Every entry must appear in the output exactly as it does here.

++++ Data supplied

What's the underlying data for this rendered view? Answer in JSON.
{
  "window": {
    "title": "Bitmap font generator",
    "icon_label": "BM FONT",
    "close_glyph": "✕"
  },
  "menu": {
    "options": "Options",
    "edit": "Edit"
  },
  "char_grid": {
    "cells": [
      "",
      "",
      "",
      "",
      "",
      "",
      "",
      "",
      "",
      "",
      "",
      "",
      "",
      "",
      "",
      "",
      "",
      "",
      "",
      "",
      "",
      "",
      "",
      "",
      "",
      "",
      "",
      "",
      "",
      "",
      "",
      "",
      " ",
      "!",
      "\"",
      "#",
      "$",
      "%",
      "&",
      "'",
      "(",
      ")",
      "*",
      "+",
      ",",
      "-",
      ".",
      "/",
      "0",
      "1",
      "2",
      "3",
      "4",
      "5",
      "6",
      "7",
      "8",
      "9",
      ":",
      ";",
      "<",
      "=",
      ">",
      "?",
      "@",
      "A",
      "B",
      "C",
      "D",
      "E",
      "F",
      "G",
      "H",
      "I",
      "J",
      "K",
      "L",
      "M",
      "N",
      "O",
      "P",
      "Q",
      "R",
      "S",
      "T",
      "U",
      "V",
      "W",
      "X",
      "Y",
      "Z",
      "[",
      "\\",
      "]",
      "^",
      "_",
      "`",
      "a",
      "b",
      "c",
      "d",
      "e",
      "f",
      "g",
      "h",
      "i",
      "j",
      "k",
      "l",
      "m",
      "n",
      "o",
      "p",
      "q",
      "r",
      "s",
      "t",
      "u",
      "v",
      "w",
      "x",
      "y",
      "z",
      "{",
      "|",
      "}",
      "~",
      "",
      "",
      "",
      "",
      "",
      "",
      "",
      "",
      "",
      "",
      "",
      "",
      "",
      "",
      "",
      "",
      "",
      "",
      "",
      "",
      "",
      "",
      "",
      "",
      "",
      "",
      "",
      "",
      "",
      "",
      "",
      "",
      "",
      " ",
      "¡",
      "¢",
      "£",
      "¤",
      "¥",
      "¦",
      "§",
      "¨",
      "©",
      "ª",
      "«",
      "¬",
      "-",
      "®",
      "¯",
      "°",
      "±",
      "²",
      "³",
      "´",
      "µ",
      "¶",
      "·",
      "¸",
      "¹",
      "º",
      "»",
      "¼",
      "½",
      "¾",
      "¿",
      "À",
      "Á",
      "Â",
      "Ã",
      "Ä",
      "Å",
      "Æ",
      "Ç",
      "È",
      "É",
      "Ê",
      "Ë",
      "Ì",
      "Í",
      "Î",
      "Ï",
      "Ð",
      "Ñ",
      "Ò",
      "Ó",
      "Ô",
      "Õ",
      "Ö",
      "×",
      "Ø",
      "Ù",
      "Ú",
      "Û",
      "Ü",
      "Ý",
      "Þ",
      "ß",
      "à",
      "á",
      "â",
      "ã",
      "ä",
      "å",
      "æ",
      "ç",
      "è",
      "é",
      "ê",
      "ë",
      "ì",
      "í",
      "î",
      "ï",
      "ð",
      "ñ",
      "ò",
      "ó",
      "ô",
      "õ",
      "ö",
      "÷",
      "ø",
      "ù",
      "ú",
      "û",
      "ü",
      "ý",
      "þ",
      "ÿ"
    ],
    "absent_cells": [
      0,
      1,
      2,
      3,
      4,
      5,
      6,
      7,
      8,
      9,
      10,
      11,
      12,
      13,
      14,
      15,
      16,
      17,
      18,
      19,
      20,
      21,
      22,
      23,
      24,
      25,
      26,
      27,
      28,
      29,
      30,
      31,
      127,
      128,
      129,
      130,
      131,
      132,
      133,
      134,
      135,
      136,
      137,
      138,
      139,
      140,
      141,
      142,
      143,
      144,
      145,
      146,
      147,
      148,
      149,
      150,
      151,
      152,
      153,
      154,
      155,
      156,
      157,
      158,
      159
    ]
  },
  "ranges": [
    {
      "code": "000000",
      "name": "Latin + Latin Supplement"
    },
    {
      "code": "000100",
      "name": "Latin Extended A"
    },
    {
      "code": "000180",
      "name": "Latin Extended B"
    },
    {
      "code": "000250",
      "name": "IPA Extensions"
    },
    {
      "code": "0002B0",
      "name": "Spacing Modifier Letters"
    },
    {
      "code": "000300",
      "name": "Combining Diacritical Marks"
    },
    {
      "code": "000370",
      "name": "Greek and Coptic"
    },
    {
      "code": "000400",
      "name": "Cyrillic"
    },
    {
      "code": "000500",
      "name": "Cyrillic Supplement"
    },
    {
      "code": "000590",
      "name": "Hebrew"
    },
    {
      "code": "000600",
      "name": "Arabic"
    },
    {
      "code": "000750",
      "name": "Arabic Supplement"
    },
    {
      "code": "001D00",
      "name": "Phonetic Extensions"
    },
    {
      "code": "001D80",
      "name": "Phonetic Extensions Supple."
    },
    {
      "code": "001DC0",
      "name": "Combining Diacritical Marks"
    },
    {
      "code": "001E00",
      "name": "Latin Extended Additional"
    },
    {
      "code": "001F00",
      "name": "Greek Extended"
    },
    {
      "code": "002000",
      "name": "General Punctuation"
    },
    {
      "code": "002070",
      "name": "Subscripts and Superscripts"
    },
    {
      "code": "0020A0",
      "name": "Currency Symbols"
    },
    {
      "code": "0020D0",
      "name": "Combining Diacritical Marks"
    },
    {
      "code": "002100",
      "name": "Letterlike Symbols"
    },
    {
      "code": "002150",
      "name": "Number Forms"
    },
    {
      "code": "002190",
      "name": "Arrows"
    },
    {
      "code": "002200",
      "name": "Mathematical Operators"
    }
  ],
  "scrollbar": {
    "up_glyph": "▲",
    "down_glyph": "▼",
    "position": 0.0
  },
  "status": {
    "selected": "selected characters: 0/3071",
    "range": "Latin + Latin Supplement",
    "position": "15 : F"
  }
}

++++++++

## Expected output
What's the underlying data for this rendered view? Answer in JSON.
{
  "window": {
    "title": "Bitmap font generator",
    "icon_label": "BM FONT",
    "close_glyph": "✕"
  },
  "menu": {
    "options": "Options",
    "edit": "Edit"
  },
  "char_grid": {
    "cells": [
      "",
      "",
      "",
      "",
      "",
      "",
      "",
      "",
      "",
      "",
      "",
      "",
      "",
      "",
      "",
      "",
      "",
      "",
      "",
      "",
      "",
      "",
      "",
      "",
      "",
      "",
      "",
      "",
      "",
      "",
      "",
      "",
      " ",
      "!",
      "\"",
      "#",
      "$",
      "%",
      "&",
      "'",
      "(",
      ")",
      "*",
      "+",
      ",",
      "-",
      ".",
      "/",
      "0",
      "1",
      "2",
      "3",
      "4",
      "5",
      "6",
      "7",
      "8",
      "9",
      ":",
      ";",
      "<",
      "=",
      ">",
      "?",
      "@",
      "A",
      "B",
      "C",
      "D",
      "E",
      "F",
      "G",
      "H",
      "I",
      "J",
      "K",
      "L",
      "M",
      "N",
      "O",
      "P",
      "Q",
      "R",
      "S",
      "T",
      "U",
      "V",
      "W",
      "X",
      "Y",
      "Z",
      "[",
      "\\",
      "]",
      "^",
      "_",
      "`",
      "a",
      "b",
      "c",
      "d",
      "e",
      "f",
      "g",
      "h",
      "i",
      "j",
      "k",
      "l",
      "m",
      "n",
      "o",
      "p",
      "q",
      "r",
      "s",
      "t",
      "u",
      "v",
      "w",
      "x",
      "y",
      "z",
      "{",
      "|",
      "}",
      "~",
      "",
      "",
      "",
      "",
      "",
      "",
      "",
      "",
      "",
      "",
      "",
      "",
      "",
      "",
      "",
      "",
      "",
      "",
      "",
      "",
      "",
      "",
      "",
      "",
      "",
      "",
      "",
      "",
      "",
      "",
      "",
      "",
      "",
      " ",
      "¡",
      "¢",
      "£",
      "¤",
      "¥",
      "¦",
      "§",
      "¨",
      "©",
      "ª",
      "«",
      "¬",
      "-",
      "®",
      "¯",
      "°",
      "±",
      "²",
      "³",
      "´",
      "µ",
      "¶",
      "·",
      "¸",
      "¹",
      "º",
      "»",
      "¼",
      "½",
      "¾",
      "¿",
      "À",
      "Á",
      "Â",
      "Ã",
      "Ä",
      "Å",
      "Æ",
      "Ç",
      "È",
      "É",
      "Ê",
      "Ë",
      "Ì",
      "Í",
      "Î",
      "Ï",
      "Ð",
      "Ñ",
      "Ò",
      "Ó",
      "Ô",
      "Õ",
      "Ö",
      "×",
      "Ø",
      "Ù",
      "Ú",
      "Û",
      "Ü",
      "Ý",
      "Þ",
      "ß",
      "à",
      "á",
      "â",
      "ã",
      "ä",
      "å",
      "æ",
      "ç",
      "è",
      "é",
      "ê",
      "ë",
      "ì",
      "í",
      "î",
      "ï",
      "ð",
      "ñ",
      "ò",
      "ó",
      "ô",
      "õ",
      "ö",
      "÷",
      "ø",
      "ù",
      "ú",
      "û",
      "ü",
      "ý",
      "þ",
      "ÿ"
    ],
    "absent_cells": [
      0,
      1,
      2,
      3,
      4,
      5,
      6,
      7,
      8,
      9,
      10,
      11,
      12,
      13,
      14,
      15,
      16,
      17,
      18,
      19,
      20,
      21,
      22,
      23,
      24,
      25,
      26,
      27,
      28,
      29,
      30,
      31,
      127,
      128,
      129,
      130,
      131,
      132,
      133,
      134,
      135,
      136,
      137,
      138,
      139,
      140,
      141,
      142,
      143,
      144,
      145,
      146,
      147,
      148,
      149,
      150,
      151,
      152,
      153,
      154,
      155,
      156,
      157,
      158,
      159
    ]
  },
  "ranges": [
    {
      "code": "000000",
      "name": "Latin + Latin Supplement"
    },
    {
      "code": "000100",
      "name": "Latin Extended A"
    },
    {
      "code": "000180",
      "name": "Latin Extended B"
    },
    {
      "code": "000250",
      "name": "IPA Extensions"
    },
    {
      "code": "0002B0",
      "name": "Spacing Modifier Letters"
    },
    {
      "code": "000300",
      "name": "Combining Diacritical Marks"
    },
    {
      "code": "000370",
      "name": "Greek and Coptic"
    },
    {
      "code": "000400",
      "name": "Cyrillic"
    },
    {
      "code": "000500",
      "name": "Cyrillic Supplement"
    },
    {
      "code": "000590",
      "name": "Hebrew"
    },
    {
      "code": "000600",
      "name": "Arabic"
    },
    {
      "code": "000750",
      "name": "Arabic Supplement"
    },
    {
      "code": "001D00",
      "name": "Phonetic Extensions"
    },
    {
      "code": "001D80",
      "name": "Phonetic Extensions Supple."
    },
    {
      "code": "001DC0",
      "name": "Combining Diacritical Marks"
    },
    {
      "code": "001E00",
      "name": "Latin Extended Additional"
    },
    {
      "code": "001F00",
      "name": "Greek Extended"
    },
    {
      "code": "002000",
      "name": "General Punctuation"
    },
    {
      "code": "002070",
      "name": "Subscripts and Superscripts"
    },
    {
      "code": "0020A0",
      "name": "Currency Symbols"
    },
    {
      "code": "0020D0",
      "name": "Combining Diacritical Marks"
    },
    {
      "code": "002100",
      "name": "Letterlike Symbols"
    },
    {
      "code": "002150",
      "name": "Number Forms"
    },
    {
      "code": "002190",
      "name": "Arrows"
    },
    {
      "code": "002200",
      "name": "Mathematical Operators"
    }
  ],
  "scrollbar": {
    "up_glyph": "▲",
    "down_glyph": "▼",
    "position": 0.0
  },
  "status": {
    "selected": "selected characters: 0/3071",
    "range": "Latin + Latin Supplement",
    "position": "15 : F"
  }
}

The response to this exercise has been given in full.